GIVEN ENTRIES
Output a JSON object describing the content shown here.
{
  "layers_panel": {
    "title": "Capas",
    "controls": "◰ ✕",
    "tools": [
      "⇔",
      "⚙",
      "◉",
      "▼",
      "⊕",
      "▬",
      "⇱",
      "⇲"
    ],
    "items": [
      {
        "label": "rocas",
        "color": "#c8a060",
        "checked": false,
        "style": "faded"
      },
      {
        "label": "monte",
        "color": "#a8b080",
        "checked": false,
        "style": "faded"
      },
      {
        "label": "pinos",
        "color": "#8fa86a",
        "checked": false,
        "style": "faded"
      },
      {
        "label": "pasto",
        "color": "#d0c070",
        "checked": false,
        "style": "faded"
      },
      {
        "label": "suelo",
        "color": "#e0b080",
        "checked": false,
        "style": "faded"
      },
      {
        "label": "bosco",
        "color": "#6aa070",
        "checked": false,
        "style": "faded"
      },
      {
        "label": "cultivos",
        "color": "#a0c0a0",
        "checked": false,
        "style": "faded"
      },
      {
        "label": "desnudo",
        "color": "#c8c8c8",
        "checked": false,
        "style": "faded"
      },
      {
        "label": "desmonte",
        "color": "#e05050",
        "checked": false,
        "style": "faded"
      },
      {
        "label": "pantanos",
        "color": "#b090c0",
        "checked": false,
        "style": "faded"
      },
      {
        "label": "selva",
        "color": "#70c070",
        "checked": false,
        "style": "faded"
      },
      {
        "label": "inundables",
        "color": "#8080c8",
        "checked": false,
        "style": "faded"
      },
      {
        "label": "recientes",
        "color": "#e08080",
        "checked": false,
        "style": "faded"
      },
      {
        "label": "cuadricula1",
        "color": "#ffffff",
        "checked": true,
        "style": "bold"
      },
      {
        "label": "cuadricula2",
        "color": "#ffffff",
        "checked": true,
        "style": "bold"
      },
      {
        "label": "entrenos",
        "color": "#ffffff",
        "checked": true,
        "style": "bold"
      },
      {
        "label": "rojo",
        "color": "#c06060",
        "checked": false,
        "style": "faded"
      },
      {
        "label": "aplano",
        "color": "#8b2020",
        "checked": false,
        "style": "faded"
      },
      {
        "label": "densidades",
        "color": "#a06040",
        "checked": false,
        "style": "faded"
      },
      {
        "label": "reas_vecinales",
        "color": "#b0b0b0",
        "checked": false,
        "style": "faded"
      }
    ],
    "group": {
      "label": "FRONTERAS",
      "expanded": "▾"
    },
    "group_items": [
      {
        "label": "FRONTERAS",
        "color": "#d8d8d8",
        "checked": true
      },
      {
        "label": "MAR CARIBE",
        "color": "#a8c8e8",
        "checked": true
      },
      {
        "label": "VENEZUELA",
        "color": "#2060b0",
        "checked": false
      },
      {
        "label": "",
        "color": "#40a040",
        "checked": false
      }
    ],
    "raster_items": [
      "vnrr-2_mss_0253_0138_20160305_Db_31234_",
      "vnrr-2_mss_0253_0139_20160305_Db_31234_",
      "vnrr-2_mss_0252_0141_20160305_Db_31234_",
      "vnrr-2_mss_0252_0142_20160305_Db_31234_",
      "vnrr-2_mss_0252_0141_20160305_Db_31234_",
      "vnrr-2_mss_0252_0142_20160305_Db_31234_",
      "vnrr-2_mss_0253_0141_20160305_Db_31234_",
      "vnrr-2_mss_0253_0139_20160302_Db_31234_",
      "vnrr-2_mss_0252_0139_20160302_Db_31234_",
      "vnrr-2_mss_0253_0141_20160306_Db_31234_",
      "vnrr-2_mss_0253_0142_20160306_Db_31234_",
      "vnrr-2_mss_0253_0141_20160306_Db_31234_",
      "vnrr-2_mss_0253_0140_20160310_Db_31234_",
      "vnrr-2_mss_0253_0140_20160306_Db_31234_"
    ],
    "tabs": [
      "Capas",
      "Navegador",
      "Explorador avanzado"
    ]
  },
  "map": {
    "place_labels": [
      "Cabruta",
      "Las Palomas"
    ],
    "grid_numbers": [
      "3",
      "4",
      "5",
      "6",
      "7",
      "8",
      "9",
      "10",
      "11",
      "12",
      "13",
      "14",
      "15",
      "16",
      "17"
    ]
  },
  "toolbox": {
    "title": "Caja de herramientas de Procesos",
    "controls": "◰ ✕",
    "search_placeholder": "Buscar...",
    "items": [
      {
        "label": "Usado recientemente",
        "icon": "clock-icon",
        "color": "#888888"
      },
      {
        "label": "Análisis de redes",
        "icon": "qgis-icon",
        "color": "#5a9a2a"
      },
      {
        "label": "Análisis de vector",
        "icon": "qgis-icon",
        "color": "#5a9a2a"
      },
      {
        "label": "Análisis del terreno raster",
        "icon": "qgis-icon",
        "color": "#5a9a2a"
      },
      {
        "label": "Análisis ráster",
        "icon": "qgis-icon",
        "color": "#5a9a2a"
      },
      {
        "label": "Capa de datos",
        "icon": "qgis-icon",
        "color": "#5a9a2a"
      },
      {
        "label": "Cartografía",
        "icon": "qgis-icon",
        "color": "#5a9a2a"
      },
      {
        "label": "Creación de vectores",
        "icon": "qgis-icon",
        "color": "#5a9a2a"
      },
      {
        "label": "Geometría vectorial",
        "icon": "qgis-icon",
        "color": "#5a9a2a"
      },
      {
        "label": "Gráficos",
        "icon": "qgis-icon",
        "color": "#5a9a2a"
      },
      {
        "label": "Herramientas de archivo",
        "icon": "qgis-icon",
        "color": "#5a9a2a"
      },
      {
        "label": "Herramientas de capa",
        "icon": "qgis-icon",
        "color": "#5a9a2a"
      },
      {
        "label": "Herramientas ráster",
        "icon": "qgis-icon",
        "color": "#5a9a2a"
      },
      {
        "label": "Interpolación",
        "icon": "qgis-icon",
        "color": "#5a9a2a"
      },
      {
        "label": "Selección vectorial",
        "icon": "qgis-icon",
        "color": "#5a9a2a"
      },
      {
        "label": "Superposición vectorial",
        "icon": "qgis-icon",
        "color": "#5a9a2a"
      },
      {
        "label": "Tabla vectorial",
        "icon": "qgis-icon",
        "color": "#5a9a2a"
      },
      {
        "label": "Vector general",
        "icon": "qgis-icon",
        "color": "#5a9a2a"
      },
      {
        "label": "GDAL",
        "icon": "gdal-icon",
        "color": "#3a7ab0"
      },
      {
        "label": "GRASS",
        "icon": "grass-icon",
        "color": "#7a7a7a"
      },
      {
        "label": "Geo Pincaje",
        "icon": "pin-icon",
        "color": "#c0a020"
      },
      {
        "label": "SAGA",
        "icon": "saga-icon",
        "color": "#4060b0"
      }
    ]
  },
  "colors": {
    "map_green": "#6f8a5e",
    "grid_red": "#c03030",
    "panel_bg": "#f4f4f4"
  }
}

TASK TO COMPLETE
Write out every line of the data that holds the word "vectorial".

ANSWER TO THE EXERCISE
        "label": "Geometría vectorial",
        "label": "Selección vectorial",
        "label": "Superposición vectorial",
        "label": "Tabla vectorial",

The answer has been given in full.